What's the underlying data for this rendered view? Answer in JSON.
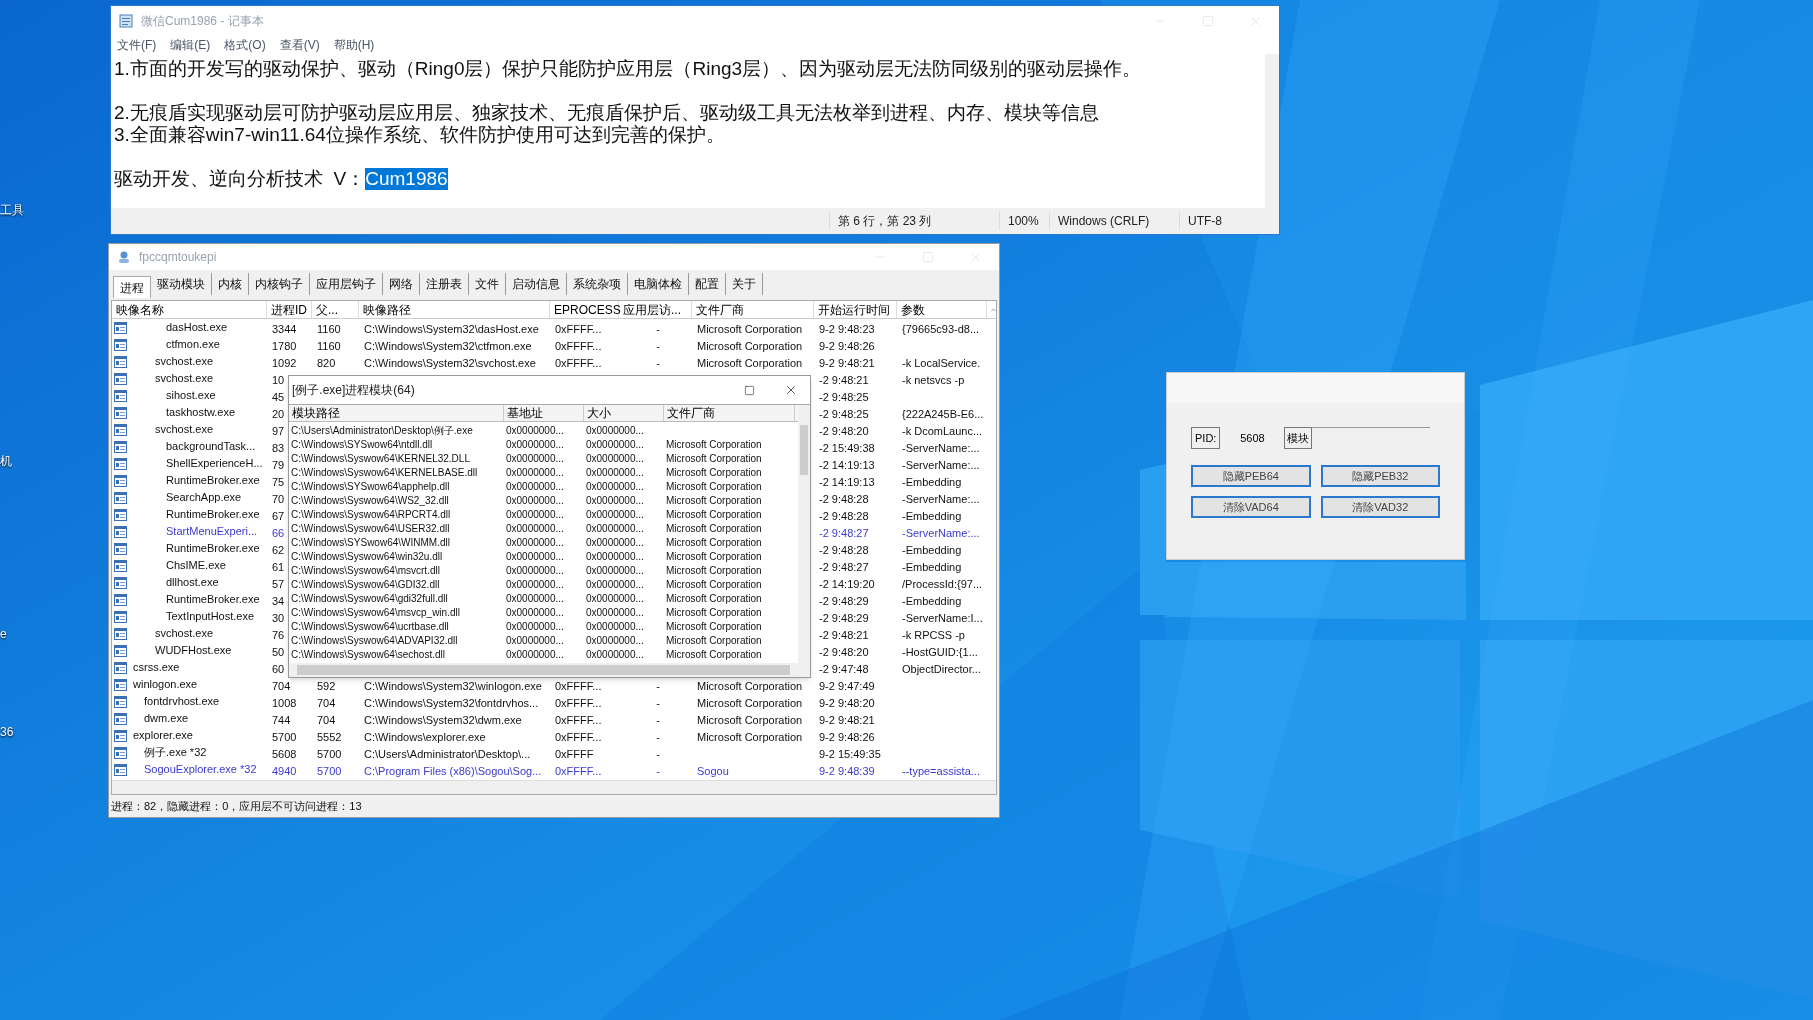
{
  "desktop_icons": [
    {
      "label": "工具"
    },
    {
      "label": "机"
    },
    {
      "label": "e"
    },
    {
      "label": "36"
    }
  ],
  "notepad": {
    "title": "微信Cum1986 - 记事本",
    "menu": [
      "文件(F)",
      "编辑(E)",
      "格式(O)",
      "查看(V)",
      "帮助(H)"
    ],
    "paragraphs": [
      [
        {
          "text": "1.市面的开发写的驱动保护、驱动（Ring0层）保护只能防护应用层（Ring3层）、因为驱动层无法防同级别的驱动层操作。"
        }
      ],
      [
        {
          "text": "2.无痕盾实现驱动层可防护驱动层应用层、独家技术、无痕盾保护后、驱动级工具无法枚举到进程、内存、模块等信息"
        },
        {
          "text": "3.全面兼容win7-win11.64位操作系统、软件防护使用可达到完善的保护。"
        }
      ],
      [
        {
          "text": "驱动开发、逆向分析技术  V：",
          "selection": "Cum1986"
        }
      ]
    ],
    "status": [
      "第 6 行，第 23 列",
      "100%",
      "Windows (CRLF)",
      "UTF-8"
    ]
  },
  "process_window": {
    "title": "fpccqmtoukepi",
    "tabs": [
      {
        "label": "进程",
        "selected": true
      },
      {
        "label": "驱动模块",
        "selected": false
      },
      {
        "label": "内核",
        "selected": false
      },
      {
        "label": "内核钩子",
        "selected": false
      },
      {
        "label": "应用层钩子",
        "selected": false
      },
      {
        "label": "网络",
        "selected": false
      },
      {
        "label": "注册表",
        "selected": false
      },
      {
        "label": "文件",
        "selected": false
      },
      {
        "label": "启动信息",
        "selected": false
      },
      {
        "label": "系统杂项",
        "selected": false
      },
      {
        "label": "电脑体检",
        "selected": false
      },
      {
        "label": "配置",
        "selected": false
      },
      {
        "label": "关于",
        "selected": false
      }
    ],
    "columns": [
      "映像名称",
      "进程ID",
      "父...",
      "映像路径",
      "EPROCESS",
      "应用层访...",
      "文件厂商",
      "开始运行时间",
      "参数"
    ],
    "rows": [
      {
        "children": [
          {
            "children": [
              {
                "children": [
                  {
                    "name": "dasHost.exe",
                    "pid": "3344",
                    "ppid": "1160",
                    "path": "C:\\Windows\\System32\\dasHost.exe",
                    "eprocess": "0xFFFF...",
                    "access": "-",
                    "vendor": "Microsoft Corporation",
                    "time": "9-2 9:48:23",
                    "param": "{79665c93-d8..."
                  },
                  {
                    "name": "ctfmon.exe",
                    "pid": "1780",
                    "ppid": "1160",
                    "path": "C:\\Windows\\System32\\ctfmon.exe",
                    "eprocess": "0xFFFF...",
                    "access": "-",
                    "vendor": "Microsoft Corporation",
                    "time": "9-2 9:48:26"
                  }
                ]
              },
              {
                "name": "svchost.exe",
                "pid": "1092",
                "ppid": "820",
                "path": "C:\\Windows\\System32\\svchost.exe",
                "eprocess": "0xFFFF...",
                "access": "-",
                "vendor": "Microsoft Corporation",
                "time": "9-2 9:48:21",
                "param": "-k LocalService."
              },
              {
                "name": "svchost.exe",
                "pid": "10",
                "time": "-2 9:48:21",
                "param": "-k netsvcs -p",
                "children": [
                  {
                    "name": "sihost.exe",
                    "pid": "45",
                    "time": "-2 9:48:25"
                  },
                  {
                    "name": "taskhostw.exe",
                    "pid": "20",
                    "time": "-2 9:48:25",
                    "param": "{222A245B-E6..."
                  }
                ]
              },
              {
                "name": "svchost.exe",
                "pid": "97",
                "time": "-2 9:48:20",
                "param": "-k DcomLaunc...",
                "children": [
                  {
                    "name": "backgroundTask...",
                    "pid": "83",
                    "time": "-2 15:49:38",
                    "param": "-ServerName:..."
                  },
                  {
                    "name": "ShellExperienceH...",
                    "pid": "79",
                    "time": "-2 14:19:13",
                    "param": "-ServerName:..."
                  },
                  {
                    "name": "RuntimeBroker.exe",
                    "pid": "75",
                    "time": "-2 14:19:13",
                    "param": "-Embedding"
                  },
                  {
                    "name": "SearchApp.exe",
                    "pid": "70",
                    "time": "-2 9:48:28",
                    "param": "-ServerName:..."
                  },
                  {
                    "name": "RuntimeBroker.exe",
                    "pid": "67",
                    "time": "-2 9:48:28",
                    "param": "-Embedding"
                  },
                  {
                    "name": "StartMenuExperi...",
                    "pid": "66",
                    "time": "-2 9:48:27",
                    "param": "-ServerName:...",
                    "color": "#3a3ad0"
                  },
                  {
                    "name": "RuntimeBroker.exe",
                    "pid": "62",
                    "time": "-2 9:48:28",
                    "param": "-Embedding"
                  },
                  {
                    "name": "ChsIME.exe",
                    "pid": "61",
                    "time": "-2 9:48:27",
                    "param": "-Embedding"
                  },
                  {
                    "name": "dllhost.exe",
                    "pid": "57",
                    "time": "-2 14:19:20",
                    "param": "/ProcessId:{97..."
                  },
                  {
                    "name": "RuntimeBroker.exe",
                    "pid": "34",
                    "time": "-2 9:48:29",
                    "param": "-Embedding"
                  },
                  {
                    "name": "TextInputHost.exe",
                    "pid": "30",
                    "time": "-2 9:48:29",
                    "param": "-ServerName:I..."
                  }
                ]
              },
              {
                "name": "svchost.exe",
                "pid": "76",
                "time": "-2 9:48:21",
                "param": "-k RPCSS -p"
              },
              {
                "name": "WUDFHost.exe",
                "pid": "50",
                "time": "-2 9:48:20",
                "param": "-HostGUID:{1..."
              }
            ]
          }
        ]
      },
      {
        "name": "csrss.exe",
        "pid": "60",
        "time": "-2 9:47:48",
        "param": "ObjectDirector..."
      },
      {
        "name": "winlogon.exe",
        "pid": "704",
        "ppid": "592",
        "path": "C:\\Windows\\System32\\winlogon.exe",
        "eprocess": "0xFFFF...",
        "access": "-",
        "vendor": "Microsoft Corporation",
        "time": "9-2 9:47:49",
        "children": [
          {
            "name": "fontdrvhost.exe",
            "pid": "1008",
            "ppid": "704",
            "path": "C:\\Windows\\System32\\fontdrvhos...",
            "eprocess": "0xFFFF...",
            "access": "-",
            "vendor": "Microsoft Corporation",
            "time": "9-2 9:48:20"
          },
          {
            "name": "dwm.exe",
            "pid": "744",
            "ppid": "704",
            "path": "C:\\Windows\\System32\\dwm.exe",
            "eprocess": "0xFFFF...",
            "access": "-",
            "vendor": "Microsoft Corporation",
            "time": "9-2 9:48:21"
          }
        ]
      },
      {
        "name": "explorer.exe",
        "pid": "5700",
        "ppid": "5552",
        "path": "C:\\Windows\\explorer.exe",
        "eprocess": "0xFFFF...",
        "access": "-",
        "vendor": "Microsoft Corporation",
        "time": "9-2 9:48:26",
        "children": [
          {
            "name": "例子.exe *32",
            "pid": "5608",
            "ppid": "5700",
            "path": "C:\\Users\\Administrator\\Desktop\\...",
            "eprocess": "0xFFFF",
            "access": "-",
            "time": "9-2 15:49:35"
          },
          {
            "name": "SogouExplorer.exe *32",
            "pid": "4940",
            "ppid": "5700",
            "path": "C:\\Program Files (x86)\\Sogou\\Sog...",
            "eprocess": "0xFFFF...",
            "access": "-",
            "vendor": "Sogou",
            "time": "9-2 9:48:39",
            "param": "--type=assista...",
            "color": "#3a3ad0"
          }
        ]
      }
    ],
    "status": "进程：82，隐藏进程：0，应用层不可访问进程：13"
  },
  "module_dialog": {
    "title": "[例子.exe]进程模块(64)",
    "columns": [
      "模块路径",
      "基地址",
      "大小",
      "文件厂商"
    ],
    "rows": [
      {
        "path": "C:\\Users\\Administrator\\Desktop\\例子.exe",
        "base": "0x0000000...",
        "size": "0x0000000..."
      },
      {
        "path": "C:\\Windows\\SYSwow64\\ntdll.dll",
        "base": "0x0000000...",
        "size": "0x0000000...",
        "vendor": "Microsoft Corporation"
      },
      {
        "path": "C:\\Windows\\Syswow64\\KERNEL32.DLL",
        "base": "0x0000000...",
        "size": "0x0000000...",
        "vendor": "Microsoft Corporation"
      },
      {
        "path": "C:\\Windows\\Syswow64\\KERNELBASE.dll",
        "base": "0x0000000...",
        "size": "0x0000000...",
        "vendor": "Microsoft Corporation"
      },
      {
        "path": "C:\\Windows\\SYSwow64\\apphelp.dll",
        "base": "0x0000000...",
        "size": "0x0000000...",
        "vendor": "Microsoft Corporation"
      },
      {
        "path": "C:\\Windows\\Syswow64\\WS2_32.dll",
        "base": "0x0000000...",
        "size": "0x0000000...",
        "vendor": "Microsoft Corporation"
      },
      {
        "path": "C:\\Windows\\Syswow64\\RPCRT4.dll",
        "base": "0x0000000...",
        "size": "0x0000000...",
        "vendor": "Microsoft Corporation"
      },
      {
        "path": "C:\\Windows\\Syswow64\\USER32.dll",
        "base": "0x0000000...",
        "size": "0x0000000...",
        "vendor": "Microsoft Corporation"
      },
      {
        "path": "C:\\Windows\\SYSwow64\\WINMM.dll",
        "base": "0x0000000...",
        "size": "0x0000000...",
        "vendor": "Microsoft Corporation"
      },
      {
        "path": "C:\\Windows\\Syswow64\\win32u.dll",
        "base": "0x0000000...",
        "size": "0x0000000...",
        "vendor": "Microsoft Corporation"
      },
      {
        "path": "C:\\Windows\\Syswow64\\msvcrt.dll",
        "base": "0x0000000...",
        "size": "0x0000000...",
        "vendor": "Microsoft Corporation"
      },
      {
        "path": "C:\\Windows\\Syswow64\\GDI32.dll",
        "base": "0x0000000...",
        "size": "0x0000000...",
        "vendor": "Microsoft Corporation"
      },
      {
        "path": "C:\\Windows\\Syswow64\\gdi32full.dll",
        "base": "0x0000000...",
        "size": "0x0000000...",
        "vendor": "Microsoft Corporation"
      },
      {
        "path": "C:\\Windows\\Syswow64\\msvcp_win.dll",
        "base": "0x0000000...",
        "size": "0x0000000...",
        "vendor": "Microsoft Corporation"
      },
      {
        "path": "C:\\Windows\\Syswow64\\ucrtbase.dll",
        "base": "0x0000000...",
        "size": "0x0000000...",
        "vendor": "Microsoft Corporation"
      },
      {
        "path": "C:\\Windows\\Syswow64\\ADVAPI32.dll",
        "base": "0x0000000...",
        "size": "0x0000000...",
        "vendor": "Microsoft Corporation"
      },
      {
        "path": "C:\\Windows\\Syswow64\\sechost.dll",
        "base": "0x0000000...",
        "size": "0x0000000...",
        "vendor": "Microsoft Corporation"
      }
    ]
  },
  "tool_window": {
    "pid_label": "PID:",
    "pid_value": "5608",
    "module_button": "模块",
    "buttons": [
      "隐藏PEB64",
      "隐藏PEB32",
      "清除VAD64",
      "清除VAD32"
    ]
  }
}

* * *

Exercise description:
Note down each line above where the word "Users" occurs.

Answer box:
            "path": "C:\\Users\\Administrator\\Desktop\\...",
        "path": "C:\\Users\\Administrator\\Desktop\\例子.exe",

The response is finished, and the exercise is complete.